Data analysis of a 12-year longitudinal study examining the importance of personality changes during young adulthood indicates personality growth has real-world career benefits. Kevin Hoff, assistant professor of industrial-organizational psychology at the University of Houston, found young people who develop higher levels of conscientiousness and emotional stability during the transition to employment tend to be more successful in some aspects of their early careers. The study findings are published in Psychological Science.
“Results revealed that certain patterns of personality growth predicted career outcomes over and above adolescent personality and ability,” reports Hoff, adding that the findings support potential policy actions meant to help young people develop personality-based skills.
Hoff’s study is the first to assess the predictive power of personality changes for a broad range of career outcomes across more than a decade of young adulthood.

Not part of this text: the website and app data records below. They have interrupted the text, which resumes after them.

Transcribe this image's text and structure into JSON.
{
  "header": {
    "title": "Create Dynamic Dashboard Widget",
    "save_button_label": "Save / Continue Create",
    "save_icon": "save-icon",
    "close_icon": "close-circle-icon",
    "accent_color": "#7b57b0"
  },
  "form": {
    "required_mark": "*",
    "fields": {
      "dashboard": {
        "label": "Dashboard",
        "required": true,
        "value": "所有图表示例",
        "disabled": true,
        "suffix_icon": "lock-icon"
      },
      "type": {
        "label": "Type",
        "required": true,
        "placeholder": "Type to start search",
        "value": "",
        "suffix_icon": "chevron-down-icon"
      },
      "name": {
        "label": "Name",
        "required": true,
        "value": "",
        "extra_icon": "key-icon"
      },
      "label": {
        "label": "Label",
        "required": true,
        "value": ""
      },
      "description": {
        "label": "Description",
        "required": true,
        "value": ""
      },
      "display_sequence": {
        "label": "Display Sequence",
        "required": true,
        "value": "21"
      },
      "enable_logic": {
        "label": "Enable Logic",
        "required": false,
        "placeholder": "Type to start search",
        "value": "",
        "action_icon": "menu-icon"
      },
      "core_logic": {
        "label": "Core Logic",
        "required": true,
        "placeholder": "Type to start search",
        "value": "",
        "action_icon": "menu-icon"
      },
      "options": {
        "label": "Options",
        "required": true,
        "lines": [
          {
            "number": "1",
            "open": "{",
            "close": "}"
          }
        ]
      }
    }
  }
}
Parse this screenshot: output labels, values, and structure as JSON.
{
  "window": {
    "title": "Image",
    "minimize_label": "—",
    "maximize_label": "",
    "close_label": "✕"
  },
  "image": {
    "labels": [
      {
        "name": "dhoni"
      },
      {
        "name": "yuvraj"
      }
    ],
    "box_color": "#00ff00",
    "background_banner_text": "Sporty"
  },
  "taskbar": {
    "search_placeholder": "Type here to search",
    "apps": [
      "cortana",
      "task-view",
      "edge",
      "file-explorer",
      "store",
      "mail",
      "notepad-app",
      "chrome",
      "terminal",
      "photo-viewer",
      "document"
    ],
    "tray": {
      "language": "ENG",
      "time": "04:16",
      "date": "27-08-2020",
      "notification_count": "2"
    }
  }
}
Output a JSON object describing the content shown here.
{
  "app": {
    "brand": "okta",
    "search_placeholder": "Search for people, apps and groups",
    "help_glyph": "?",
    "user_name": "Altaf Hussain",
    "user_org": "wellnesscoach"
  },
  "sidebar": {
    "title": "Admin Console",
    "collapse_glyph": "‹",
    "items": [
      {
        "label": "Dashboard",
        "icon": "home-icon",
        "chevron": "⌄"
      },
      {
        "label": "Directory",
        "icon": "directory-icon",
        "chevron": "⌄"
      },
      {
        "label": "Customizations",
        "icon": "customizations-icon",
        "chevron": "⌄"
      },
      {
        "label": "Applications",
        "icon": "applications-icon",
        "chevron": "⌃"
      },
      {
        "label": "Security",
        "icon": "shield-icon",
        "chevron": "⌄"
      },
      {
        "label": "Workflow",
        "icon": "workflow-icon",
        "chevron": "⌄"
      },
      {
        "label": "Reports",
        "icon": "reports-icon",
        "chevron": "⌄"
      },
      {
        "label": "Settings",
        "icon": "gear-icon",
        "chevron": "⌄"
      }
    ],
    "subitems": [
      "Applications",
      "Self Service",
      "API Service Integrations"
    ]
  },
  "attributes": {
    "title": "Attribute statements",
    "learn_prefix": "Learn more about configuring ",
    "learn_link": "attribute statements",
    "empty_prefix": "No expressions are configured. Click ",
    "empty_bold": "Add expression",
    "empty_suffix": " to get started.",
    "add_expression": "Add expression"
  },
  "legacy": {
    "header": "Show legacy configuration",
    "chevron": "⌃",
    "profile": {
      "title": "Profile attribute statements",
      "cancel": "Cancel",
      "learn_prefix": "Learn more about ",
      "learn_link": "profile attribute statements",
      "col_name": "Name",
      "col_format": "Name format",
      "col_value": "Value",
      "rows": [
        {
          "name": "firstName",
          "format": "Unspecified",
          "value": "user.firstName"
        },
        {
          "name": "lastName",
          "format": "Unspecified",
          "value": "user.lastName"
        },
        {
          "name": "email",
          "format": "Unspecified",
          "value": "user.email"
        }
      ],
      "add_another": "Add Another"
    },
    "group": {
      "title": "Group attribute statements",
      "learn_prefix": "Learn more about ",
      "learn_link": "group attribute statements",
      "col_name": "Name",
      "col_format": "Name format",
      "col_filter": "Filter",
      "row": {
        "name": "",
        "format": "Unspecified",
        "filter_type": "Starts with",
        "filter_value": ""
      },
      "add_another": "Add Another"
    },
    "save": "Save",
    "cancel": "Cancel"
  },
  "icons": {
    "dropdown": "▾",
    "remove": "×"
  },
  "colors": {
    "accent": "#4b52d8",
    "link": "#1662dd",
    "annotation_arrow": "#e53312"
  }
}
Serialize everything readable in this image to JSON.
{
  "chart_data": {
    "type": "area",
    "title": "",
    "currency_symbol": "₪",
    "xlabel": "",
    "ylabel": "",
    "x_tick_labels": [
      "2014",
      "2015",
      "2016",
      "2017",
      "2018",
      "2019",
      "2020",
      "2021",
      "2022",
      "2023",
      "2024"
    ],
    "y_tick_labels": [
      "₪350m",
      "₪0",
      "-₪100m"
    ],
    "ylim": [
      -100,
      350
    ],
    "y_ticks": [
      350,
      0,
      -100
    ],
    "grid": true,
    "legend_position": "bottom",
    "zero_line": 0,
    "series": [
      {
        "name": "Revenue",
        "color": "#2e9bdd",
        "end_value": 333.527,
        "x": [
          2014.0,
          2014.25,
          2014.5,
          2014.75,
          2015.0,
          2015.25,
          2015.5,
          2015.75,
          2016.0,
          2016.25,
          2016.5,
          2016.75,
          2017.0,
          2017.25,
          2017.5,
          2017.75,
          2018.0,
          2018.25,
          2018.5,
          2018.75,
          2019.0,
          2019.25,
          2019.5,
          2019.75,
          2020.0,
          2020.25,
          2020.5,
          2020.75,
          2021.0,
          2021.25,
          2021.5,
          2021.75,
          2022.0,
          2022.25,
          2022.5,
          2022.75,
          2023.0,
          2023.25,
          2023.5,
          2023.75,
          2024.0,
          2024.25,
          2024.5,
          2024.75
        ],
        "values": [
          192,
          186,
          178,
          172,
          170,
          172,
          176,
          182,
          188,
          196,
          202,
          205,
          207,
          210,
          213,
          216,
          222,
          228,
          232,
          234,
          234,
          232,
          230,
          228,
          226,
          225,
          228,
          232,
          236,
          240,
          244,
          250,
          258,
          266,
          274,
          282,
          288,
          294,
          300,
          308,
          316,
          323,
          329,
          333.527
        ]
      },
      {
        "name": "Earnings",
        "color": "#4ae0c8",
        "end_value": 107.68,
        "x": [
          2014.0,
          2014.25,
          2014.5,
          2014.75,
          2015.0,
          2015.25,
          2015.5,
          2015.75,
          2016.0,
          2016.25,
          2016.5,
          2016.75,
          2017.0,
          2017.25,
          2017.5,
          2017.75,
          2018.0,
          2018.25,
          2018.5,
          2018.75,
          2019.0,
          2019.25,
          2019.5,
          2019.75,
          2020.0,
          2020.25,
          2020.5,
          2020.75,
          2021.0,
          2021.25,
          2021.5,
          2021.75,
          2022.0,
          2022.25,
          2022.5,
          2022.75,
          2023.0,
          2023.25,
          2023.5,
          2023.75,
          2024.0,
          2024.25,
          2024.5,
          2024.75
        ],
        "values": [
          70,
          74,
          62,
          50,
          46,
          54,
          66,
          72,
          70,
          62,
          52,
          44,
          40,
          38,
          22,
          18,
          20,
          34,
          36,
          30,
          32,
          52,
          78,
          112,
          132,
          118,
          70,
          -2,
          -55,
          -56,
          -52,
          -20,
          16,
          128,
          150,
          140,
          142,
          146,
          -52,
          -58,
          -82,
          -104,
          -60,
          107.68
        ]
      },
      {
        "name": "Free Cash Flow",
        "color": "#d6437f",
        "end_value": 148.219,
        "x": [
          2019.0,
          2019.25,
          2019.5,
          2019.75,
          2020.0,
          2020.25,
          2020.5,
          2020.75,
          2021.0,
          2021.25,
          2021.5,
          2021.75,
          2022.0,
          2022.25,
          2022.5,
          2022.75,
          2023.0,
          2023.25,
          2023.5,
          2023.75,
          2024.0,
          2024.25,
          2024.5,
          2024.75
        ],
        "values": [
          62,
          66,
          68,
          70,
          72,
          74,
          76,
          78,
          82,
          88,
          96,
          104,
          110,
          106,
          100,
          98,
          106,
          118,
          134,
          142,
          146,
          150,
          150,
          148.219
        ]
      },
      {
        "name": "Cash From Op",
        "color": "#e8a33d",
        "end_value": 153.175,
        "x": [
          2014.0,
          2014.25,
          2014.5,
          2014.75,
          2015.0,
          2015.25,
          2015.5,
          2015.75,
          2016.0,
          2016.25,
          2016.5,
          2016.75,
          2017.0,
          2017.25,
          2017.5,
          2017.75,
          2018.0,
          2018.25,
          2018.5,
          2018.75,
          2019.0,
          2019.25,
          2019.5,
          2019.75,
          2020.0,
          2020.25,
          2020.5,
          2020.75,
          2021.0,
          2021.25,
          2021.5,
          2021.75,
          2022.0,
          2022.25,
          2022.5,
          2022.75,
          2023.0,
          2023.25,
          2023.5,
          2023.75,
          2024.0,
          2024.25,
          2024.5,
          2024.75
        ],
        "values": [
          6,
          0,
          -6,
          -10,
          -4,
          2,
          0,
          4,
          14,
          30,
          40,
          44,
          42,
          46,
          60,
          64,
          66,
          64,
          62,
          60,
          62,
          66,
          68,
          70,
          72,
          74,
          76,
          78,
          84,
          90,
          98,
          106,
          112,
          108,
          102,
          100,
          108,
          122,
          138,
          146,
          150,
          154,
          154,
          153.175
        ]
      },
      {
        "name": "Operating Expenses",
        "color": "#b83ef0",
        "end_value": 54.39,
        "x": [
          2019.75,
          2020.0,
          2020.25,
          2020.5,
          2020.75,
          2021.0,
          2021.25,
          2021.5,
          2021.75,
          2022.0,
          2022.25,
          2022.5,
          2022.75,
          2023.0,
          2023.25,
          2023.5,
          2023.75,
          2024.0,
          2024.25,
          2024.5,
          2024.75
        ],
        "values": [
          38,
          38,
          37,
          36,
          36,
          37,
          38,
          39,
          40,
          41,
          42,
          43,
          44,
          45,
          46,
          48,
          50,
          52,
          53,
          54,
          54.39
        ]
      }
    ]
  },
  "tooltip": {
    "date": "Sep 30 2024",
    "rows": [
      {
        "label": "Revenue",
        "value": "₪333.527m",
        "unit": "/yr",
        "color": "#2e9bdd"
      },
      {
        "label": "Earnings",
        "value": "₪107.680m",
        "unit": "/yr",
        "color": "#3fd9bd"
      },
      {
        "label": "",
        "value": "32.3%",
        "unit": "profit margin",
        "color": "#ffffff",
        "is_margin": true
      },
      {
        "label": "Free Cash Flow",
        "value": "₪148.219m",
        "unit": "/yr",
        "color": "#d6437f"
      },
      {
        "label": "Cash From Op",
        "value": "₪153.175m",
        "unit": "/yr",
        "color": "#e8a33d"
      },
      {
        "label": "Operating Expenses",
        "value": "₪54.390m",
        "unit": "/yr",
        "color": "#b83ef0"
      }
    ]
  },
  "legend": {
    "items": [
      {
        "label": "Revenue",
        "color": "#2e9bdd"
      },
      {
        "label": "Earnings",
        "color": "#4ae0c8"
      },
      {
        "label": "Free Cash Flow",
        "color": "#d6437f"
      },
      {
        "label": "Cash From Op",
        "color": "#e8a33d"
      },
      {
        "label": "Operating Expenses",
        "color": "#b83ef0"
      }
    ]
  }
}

For adolescents who have experienced difficulties or are dissatisfied with aspects of their